Monday, February 9, 2015

African American Research Strategies

On Saturday, I had the pleasure of attending a series of three seminars presented by Franklin Carter Smith.  Mr. Smith is currently employed as a librarian at the Clayton Library Center for Genealogical Research, a branch of the Houston Public Library.  Mr. Smith is co-author of A Genealogist's Guide to Discovering Your African-AmericanAncestors.  This book provides easy, step-by-step instruction for researching slave and free black ancestors pre- and post-Civil War.  Mr. Smith excerpted examples from his book for the three seminars.
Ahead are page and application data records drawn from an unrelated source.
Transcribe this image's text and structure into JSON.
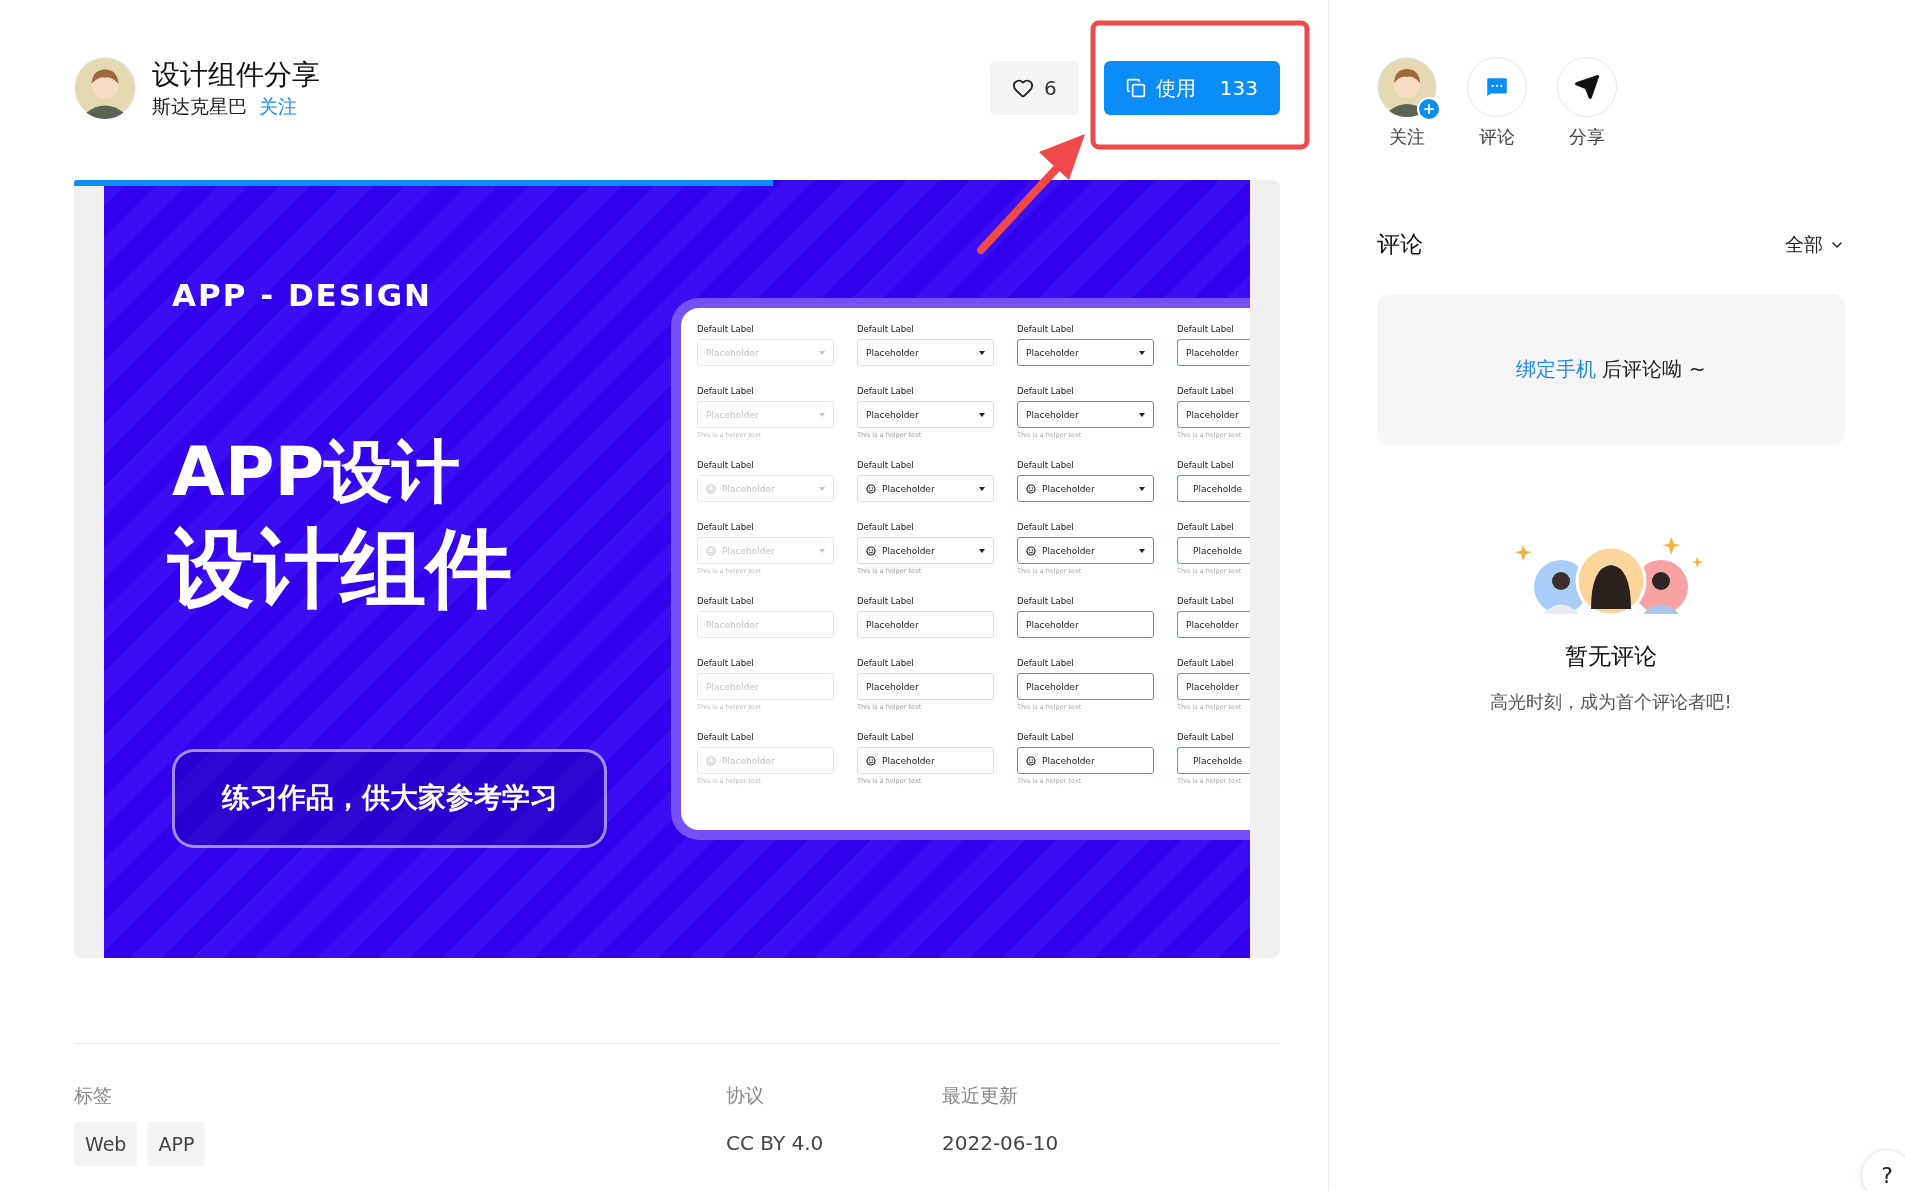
{
  "header": {
    "title": "设计组件分享",
    "author": "斯达克星巴",
    "follow_link": "关注",
    "like": {
      "count": "6",
      "liked": false
    },
    "use_button": {
      "label": "使用",
      "count": "133"
    }
  },
  "preview": {
    "level": 0.58,
    "design": {
      "eyebrow": "APP - DESIGN",
      "title_lines": [
        "APP设计",
        "设计组件"
      ],
      "badge": "练习作品，供大家参考学习",
      "columns": [
        {
          "kind": "disabled"
        },
        {
          "kind": "default"
        },
        {
          "kind": "focused"
        },
        {
          "kind": "success"
        }
      ],
      "rows": [
        {
          "cells": [
            {
              "label": "Default Label",
              "placeholder": "Placeholder",
              "icon": false,
              "dropdown": true
            },
            {
              "label": "Default Label",
              "placeholder": "Placeholder",
              "icon": false,
              "dropdown": true
            },
            {
              "label": "Default Label",
              "placeholder": "Placeholder",
              "icon": false,
              "dropdown": true
            },
            {
              "label": "Default Label",
              "placeholder": "Placeholder",
              "icon": false
            }
          ]
        },
        {
          "cells": [
            {
              "label": "Default Label",
              "placeholder": "Placeholder",
              "helper": "This is a helper text",
              "icon": false,
              "dropdown": true
            },
            {
              "label": "Default Label",
              "placeholder": "Placeholder",
              "helper": "This is a helper text",
              "icon": false,
              "dropdown": true
            },
            {
              "label": "Default Label",
              "placeholder": "Placeholder",
              "helper": "This is a helper text",
              "icon": false,
              "dropdown": true
            },
            {
              "label": "Default Label",
              "placeholder": "Placeholder",
              "helper": "This is a helper text",
              "icon": false
            }
          ]
        },
        {
          "cells": [
            {
              "label": "Default Label",
              "placeholder": "Placeholder",
              "icon": true,
              "dropdown": true
            },
            {
              "label": "Default Label",
              "placeholder": "Placeholder",
              "icon": true,
              "dropdown": true
            },
            {
              "label": "Default Label",
              "placeholder": "Placeholder",
              "icon": true,
              "dropdown": true
            },
            {
              "label": "Default Label",
              "placeholder": "Placeholde",
              "icon": true
            }
          ]
        },
        {
          "cells": [
            {
              "label": "Default Label",
              "placeholder": "Placeholder",
              "helper": "This is a helper text",
              "icon": true,
              "dropdown": true
            },
            {
              "label": "Default Label",
              "placeholder": "Placeholder",
              "helper": "This is a helper text",
              "icon": true,
              "dropdown": true
            },
            {
              "label": "Default Label",
              "placeholder": "Placeholder",
              "helper": "This is a helper text",
              "icon": true,
              "dropdown": true
            },
            {
              "label": "Default Label",
              "placeholder": "Placeholde",
              "helper": "This is a helper text",
              "icon": true
            }
          ]
        },
        {
          "cells": [
            {
              "label": "Default Label",
              "placeholder": "Placeholder",
              "icon": false,
              "dropdown": false
            },
            {
              "label": "Default Label",
              "placeholder": "Placeholder",
              "icon": false,
              "dropdown": false
            },
            {
              "label": "Default Label",
              "placeholder": "Placeholder",
              "icon": false,
              "dropdown": false
            },
            {
              "label": "Default Label",
              "placeholder": "Placeholder",
              "icon": false
            }
          ]
        },
        {
          "cells": [
            {
              "label": "Default Label",
              "placeholder": "Placeholder",
              "helper": "This is a helper text",
              "icon": false,
              "dropdown": false
            },
            {
              "label": "Default Label",
              "placeholder": "Placeholder",
              "helper": "This is a helper text",
              "icon": false,
              "dropdown": false
            },
            {
              "label": "Default Label",
              "placeholder": "Placeholder",
              "helper": "This is a helper text",
              "icon": false,
              "dropdown": false
            },
            {
              "label": "Default Label",
              "placeholder": "Placeholder",
              "helper": "This is a helper text",
              "icon": false
            }
          ]
        },
        {
          "cells": [
            {
              "label": "Default Label",
              "placeholder": "Placeholder",
              "helper": "This is a helper text",
              "icon": true,
              "dropdown": false
            },
            {
              "label": "Default Label",
              "placeholder": "Placeholder",
              "helper": "This is a helper text",
              "icon": true,
              "dropdown": false
            },
            {
              "label": "Default Label",
              "placeholder": "Placeholder",
              "helper": "This is a helper text",
              "icon": true,
              "dropdown": false
            },
            {
              "label": "Default Label",
              "placeholder": "Placeholde",
              "helper": "This is a helper text",
              "icon": true
            }
          ]
        }
      ]
    }
  },
  "meta": {
    "tags_label": "标签",
    "tags": [
      "Web",
      "APP"
    ],
    "license_label": "协议",
    "license": "CC BY 4.0",
    "updated_label": "最近更新",
    "updated": "2022-06-10"
  },
  "actions": [
    {
      "kind": "follow",
      "label": "关注"
    },
    {
      "kind": "comment",
      "label": "评论"
    },
    {
      "kind": "share",
      "label": "分享"
    }
  ],
  "comments": {
    "title": "评论",
    "filter": "全部",
    "bind_prompt": {
      "link": "绑定手机",
      "text": "后评论呦 ~"
    },
    "empty": {
      "title": "暂无评论",
      "subtitle": "高光时刻，成为首个评论者吧!"
    }
  },
  "help": "?"
}
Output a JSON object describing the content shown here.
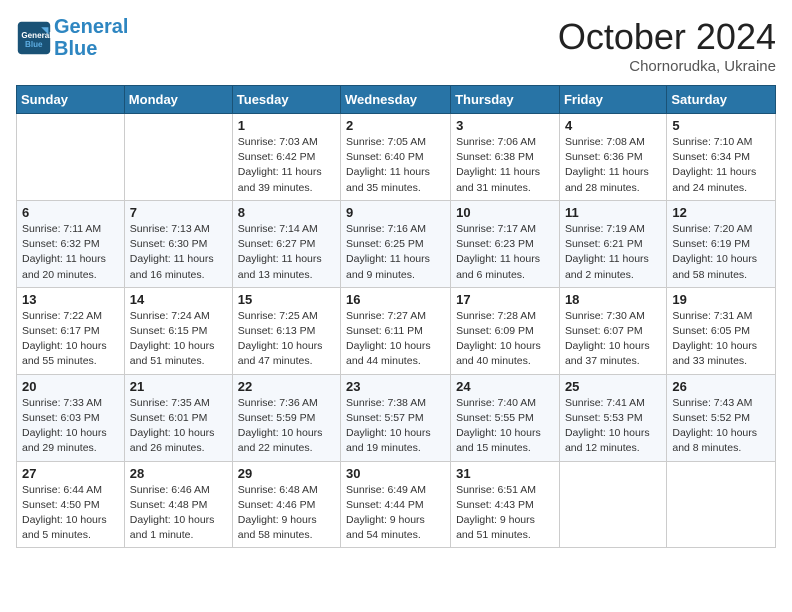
{
  "header": {
    "logo_line1": "General",
    "logo_line2": "Blue",
    "month": "October 2024",
    "location": "Chornorudka, Ukraine"
  },
  "days_of_week": [
    "Sunday",
    "Monday",
    "Tuesday",
    "Wednesday",
    "Thursday",
    "Friday",
    "Saturday"
  ],
  "weeks": [
    [
      {
        "num": "",
        "sunrise": "",
        "sunset": "",
        "daylight": ""
      },
      {
        "num": "",
        "sunrise": "",
        "sunset": "",
        "daylight": ""
      },
      {
        "num": "1",
        "sunrise": "Sunrise: 7:03 AM",
        "sunset": "Sunset: 6:42 PM",
        "daylight": "Daylight: 11 hours and 39 minutes."
      },
      {
        "num": "2",
        "sunrise": "Sunrise: 7:05 AM",
        "sunset": "Sunset: 6:40 PM",
        "daylight": "Daylight: 11 hours and 35 minutes."
      },
      {
        "num": "3",
        "sunrise": "Sunrise: 7:06 AM",
        "sunset": "Sunset: 6:38 PM",
        "daylight": "Daylight: 11 hours and 31 minutes."
      },
      {
        "num": "4",
        "sunrise": "Sunrise: 7:08 AM",
        "sunset": "Sunset: 6:36 PM",
        "daylight": "Daylight: 11 hours and 28 minutes."
      },
      {
        "num": "5",
        "sunrise": "Sunrise: 7:10 AM",
        "sunset": "Sunset: 6:34 PM",
        "daylight": "Daylight: 11 hours and 24 minutes."
      }
    ],
    [
      {
        "num": "6",
        "sunrise": "Sunrise: 7:11 AM",
        "sunset": "Sunset: 6:32 PM",
        "daylight": "Daylight: 11 hours and 20 minutes."
      },
      {
        "num": "7",
        "sunrise": "Sunrise: 7:13 AM",
        "sunset": "Sunset: 6:30 PM",
        "daylight": "Daylight: 11 hours and 16 minutes."
      },
      {
        "num": "8",
        "sunrise": "Sunrise: 7:14 AM",
        "sunset": "Sunset: 6:27 PM",
        "daylight": "Daylight: 11 hours and 13 minutes."
      },
      {
        "num": "9",
        "sunrise": "Sunrise: 7:16 AM",
        "sunset": "Sunset: 6:25 PM",
        "daylight": "Daylight: 11 hours and 9 minutes."
      },
      {
        "num": "10",
        "sunrise": "Sunrise: 7:17 AM",
        "sunset": "Sunset: 6:23 PM",
        "daylight": "Daylight: 11 hours and 6 minutes."
      },
      {
        "num": "11",
        "sunrise": "Sunrise: 7:19 AM",
        "sunset": "Sunset: 6:21 PM",
        "daylight": "Daylight: 11 hours and 2 minutes."
      },
      {
        "num": "12",
        "sunrise": "Sunrise: 7:20 AM",
        "sunset": "Sunset: 6:19 PM",
        "daylight": "Daylight: 10 hours and 58 minutes."
      }
    ],
    [
      {
        "num": "13",
        "sunrise": "Sunrise: 7:22 AM",
        "sunset": "Sunset: 6:17 PM",
        "daylight": "Daylight: 10 hours and 55 minutes."
      },
      {
        "num": "14",
        "sunrise": "Sunrise: 7:24 AM",
        "sunset": "Sunset: 6:15 PM",
        "daylight": "Daylight: 10 hours and 51 minutes."
      },
      {
        "num": "15",
        "sunrise": "Sunrise: 7:25 AM",
        "sunset": "Sunset: 6:13 PM",
        "daylight": "Daylight: 10 hours and 47 minutes."
      },
      {
        "num": "16",
        "sunrise": "Sunrise: 7:27 AM",
        "sunset": "Sunset: 6:11 PM",
        "daylight": "Daylight: 10 hours and 44 minutes."
      },
      {
        "num": "17",
        "sunrise": "Sunrise: 7:28 AM",
        "sunset": "Sunset: 6:09 PM",
        "daylight": "Daylight: 10 hours and 40 minutes."
      },
      {
        "num": "18",
        "sunrise": "Sunrise: 7:30 AM",
        "sunset": "Sunset: 6:07 PM",
        "daylight": "Daylight: 10 hours and 37 minutes."
      },
      {
        "num": "19",
        "sunrise": "Sunrise: 7:31 AM",
        "sunset": "Sunset: 6:05 PM",
        "daylight": "Daylight: 10 hours and 33 minutes."
      }
    ],
    [
      {
        "num": "20",
        "sunrise": "Sunrise: 7:33 AM",
        "sunset": "Sunset: 6:03 PM",
        "daylight": "Daylight: 10 hours and 29 minutes."
      },
      {
        "num": "21",
        "sunrise": "Sunrise: 7:35 AM",
        "sunset": "Sunset: 6:01 PM",
        "daylight": "Daylight: 10 hours and 26 minutes."
      },
      {
        "num": "22",
        "sunrise": "Sunrise: 7:36 AM",
        "sunset": "Sunset: 5:59 PM",
        "daylight": "Daylight: 10 hours and 22 minutes."
      },
      {
        "num": "23",
        "sunrise": "Sunrise: 7:38 AM",
        "sunset": "Sunset: 5:57 PM",
        "daylight": "Daylight: 10 hours and 19 minutes."
      },
      {
        "num": "24",
        "sunrise": "Sunrise: 7:40 AM",
        "sunset": "Sunset: 5:55 PM",
        "daylight": "Daylight: 10 hours and 15 minutes."
      },
      {
        "num": "25",
        "sunrise": "Sunrise: 7:41 AM",
        "sunset": "Sunset: 5:53 PM",
        "daylight": "Daylight: 10 hours and 12 minutes."
      },
      {
        "num": "26",
        "sunrise": "Sunrise: 7:43 AM",
        "sunset": "Sunset: 5:52 PM",
        "daylight": "Daylight: 10 hours and 8 minutes."
      }
    ],
    [
      {
        "num": "27",
        "sunrise": "Sunrise: 6:44 AM",
        "sunset": "Sunset: 4:50 PM",
        "daylight": "Daylight: 10 hours and 5 minutes."
      },
      {
        "num": "28",
        "sunrise": "Sunrise: 6:46 AM",
        "sunset": "Sunset: 4:48 PM",
        "daylight": "Daylight: 10 hours and 1 minute."
      },
      {
        "num": "29",
        "sunrise": "Sunrise: 6:48 AM",
        "sunset": "Sunset: 4:46 PM",
        "daylight": "Daylight: 9 hours and 58 minutes."
      },
      {
        "num": "30",
        "sunrise": "Sunrise: 6:49 AM",
        "sunset": "Sunset: 4:44 PM",
        "daylight": "Daylight: 9 hours and 54 minutes."
      },
      {
        "num": "31",
        "sunrise": "Sunrise: 6:51 AM",
        "sunset": "Sunset: 4:43 PM",
        "daylight": "Daylight: 9 hours and 51 minutes."
      },
      {
        "num": "",
        "sunrise": "",
        "sunset": "",
        "daylight": ""
      },
      {
        "num": "",
        "sunrise": "",
        "sunset": "",
        "daylight": ""
      }
    ]
  ]
}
The first seminar was entitled “Tips and Strategies for Researching Post Civil War African-American Ancestors.”  Some of the points that I found especially illuminating were

  • Create a knowledge base from your family
    • Consult the Elders-oral tradition plays an important role.
    • Identify family collectors and gatherers of information including obituaries, funeral programs, pictures, Bibles and documents.
  • Pay close attention to your African-American ancestors’ neighborhoods in each census but especially 1880 and 1870.  They likely lived with or near relatives, in-laws and pre-Civil War neighbors.
  • Given names of former slaves are oftentimes more important than surnames.
  • Note ancestors, family members and neighbors’ places of birth, both White and Black to see migration patterns.

The second seminar was “Researching Pre-Civil War African-American Ancestors.”  Mr. Smith offered more tips and strategies for this very different phase of research.


  • The search prior to 1865 becomes a search for records that identify chattel property.
  •  Slaves were taxable chattel property.
  •  Locating the Slave as chattel property depends on identifying the chattel property owner-the Slaveholder.
  •  If your ancestor was free prior to 1865, look for Free Black registers- Free blacks were required to register annually at the county courthouse.
  • The Rule of 1870- Most Freedmen and Slaveholders remained at or near where they were before 1865.
  • The 1870 neighborhood can be the key to unlocking your ancestors’ history during slavery.
  • Scour the 1870 neighborhood for potential slaveholder candidates.  They might be next door.
  • Research the white families in the 1870 neighborhood who had real estate including wives and in-laws.
  • Use pre-Civil War censuses and tax records to create a timeline of when and how many slaves the family held.
The third seminar focused on “Searching for Slave Ancestors in Slaveholder Documents.”  Mr. Smith described a variety of search strategies for finding records naming slaves.  The records are divided into two classes: 1) legal and public domain records (i.e. records filed at the county courthouse) or 2) business/personal records and documents including plantation and business records, family Bibles recording slave births, diaries, letters and other personal or family papers.  The legal records can be found in county courthouses, state archives, genealogy or historical societies or they can be found on microfilm through local Family History Centers.  Many of these microfilms are now being digitized and made available at FamilySearch.org.  Some are indexed.  Others require painstaking browsing.  Examples of the types of Slaveholder documents that must be searched include:


  • Deed books may name slaves as the subject of a sale, gift, devise, trust or as collateral for a mortgage.
  • Check the deed and property transactions of the Slaveholder, their immediate family, and extended family including in-laws.
  • Other documents in the deed books may include manumission papers, surety bonds for free persons of color and bills of sale.
  • Probate and estate documents may list the names and ages of slaves.
  •  Look for records of slaveholders, spouses, parents, siblings or in-laws that died before 1865.
  •  Slaves are unlikely to be named in Estate records created after 1865.
  • Wills may be especially valuable as they might list slaves by given names or full names with descriptions of color, size or age.
  • Wills may also suggest slave family units or explicitly describe families.
  •  Wills might also not name slaves.
  • Always search for an inventory and appraisal which is more likely to include names.

Franklin Carter Smith citing the example of his family story of Native American ancestry.  His research indicates that features attributed to Native American ancestry are most likely due to a European ancestor, William Dotson, 1794-1858.


I own an autographed copy of A Genealogist's Guide toDiscovering Your African-American Ancestors and I highly recommend it as a reference guide.


2 comments:

  1. Thank You, Thank You, Thank You, you are a great asset to the world, keep up the good work and once again Thank You !!!!!! :-)

    ReplyDelete
  2. This comment has been removed by a blog administrator.

    ReplyDelete